▸ THE PROBLEM: Go through each line of the entries below and tally those containing the string "handle"; give only the total.

▸ EXERCISE INPUTS:
○ ○ ○ ○

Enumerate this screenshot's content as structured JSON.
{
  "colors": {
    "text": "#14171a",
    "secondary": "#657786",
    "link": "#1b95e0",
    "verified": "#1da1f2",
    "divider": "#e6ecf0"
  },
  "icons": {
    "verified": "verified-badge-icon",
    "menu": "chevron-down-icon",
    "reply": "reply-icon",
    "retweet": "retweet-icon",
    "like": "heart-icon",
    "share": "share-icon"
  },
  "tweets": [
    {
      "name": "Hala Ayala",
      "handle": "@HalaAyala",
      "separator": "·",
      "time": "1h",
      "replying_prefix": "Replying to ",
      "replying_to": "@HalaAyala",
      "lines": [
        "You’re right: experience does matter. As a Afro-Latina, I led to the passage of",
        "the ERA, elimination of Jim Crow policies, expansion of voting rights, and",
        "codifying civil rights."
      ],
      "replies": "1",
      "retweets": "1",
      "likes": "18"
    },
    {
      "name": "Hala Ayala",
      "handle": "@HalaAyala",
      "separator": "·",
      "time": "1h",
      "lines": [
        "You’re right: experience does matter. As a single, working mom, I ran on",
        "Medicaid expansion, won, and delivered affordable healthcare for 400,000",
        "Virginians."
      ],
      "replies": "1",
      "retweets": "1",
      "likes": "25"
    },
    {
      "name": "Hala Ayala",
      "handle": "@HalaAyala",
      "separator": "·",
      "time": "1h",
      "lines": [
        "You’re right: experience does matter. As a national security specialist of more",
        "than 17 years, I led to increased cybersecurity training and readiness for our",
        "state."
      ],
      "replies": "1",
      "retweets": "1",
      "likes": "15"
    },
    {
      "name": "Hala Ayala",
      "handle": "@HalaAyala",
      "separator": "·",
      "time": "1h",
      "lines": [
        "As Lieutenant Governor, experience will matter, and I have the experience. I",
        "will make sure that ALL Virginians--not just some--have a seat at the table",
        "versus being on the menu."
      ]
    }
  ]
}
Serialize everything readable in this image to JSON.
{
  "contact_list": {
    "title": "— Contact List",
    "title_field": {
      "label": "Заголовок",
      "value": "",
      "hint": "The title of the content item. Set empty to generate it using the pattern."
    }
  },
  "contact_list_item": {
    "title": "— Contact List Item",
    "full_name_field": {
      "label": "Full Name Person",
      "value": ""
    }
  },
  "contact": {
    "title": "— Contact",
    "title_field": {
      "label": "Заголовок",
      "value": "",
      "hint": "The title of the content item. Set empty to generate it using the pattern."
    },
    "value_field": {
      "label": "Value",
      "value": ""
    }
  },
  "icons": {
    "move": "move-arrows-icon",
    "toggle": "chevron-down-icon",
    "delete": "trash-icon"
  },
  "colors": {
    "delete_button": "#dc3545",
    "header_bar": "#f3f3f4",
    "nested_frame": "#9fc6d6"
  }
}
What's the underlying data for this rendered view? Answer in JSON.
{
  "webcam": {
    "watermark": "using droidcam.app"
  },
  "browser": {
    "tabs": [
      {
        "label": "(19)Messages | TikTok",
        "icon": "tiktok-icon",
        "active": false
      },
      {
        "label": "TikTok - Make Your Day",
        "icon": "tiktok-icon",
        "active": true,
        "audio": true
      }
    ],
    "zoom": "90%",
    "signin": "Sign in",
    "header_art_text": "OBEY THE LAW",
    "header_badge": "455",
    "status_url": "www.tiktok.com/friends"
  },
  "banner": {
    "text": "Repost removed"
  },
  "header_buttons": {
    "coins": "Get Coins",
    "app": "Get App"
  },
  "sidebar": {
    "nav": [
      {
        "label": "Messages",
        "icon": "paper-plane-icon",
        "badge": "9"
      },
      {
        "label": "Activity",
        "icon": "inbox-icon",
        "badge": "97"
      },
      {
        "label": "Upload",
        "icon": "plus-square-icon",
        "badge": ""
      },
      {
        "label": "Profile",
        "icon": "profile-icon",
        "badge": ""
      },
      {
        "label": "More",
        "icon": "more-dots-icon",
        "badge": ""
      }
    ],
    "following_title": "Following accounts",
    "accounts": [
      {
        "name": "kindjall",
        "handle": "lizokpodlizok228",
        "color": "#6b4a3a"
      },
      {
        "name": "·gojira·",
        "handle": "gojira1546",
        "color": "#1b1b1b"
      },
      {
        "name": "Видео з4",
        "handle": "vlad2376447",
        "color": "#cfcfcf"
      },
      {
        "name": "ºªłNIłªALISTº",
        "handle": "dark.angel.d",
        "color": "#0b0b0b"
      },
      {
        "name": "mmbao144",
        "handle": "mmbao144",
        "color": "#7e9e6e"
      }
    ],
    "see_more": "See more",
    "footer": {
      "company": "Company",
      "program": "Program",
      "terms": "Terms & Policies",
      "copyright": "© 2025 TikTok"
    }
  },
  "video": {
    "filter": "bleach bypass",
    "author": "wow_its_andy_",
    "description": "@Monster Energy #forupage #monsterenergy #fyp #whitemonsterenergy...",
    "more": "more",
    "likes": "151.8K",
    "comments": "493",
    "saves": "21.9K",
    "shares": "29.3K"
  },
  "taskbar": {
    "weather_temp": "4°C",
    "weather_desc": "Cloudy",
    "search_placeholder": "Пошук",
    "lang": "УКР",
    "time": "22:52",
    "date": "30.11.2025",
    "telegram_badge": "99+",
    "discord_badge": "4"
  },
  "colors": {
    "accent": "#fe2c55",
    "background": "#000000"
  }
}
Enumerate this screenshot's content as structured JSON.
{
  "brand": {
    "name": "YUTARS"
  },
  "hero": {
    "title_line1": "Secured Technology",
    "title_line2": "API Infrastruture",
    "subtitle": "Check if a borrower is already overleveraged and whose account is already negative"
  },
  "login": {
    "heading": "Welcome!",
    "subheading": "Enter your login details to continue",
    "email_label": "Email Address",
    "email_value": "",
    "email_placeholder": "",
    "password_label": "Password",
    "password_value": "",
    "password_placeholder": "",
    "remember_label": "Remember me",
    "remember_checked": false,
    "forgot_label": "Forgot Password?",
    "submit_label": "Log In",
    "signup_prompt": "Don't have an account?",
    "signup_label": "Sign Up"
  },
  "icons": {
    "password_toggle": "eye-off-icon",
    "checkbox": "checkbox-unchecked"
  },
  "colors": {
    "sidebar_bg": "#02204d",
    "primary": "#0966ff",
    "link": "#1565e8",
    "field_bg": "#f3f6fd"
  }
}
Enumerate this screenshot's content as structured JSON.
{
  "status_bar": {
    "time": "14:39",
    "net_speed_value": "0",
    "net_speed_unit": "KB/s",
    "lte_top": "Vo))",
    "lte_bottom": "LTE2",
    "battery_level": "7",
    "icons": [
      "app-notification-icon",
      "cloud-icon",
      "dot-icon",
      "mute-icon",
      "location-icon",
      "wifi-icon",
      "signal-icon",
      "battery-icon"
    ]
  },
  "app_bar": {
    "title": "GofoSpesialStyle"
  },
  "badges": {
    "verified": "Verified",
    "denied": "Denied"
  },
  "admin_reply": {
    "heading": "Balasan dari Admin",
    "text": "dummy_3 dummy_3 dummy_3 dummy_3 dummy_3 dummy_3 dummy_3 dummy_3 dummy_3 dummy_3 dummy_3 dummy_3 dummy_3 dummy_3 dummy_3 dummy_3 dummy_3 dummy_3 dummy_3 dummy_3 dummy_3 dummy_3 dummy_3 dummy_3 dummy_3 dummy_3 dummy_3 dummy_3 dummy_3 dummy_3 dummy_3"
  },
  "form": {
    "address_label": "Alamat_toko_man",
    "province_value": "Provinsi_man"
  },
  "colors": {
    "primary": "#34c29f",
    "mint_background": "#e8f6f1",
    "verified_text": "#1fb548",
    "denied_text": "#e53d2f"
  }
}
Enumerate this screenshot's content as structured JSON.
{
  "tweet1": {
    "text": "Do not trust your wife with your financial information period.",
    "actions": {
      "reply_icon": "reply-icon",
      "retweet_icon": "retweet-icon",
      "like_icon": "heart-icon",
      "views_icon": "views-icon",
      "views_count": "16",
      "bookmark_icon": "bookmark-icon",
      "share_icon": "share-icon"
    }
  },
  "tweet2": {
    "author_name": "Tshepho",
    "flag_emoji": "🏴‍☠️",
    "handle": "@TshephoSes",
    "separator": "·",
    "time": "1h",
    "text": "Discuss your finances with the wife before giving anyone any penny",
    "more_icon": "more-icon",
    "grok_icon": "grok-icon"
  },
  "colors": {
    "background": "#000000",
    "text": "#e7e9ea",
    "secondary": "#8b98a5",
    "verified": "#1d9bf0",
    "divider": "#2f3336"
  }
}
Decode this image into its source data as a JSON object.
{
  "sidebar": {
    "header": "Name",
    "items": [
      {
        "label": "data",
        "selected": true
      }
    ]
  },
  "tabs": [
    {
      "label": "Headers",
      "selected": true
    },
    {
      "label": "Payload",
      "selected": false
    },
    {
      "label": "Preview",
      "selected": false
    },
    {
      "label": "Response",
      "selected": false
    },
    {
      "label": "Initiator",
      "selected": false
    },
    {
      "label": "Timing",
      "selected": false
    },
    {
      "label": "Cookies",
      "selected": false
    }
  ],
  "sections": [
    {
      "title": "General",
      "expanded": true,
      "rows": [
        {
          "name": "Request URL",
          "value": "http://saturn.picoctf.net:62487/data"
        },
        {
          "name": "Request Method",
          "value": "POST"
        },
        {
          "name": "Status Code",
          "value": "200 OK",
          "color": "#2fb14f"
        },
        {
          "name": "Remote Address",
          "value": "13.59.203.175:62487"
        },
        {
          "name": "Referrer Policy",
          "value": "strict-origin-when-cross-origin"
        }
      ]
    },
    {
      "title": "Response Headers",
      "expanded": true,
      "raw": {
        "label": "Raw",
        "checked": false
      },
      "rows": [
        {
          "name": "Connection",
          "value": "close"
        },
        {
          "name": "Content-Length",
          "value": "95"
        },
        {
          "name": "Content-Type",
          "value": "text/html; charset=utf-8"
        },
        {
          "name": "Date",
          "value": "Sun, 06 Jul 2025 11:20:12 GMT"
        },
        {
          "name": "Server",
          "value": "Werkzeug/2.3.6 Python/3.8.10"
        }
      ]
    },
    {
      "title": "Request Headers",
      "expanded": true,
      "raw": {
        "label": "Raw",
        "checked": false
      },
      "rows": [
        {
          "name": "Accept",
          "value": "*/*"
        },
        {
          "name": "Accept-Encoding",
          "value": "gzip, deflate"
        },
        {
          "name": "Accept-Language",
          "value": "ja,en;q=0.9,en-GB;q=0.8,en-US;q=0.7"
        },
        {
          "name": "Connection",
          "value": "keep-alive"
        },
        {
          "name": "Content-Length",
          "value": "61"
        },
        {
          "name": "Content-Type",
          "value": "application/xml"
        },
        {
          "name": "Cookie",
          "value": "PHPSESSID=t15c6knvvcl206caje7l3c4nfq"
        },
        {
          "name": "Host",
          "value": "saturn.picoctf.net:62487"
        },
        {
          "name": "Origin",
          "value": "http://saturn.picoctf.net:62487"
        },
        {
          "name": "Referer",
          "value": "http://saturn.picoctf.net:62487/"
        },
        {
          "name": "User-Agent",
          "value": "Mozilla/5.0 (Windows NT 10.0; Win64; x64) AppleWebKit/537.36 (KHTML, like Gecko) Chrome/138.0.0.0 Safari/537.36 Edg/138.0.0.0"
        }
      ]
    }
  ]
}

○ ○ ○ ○

▸ ANSWER SPACE: 10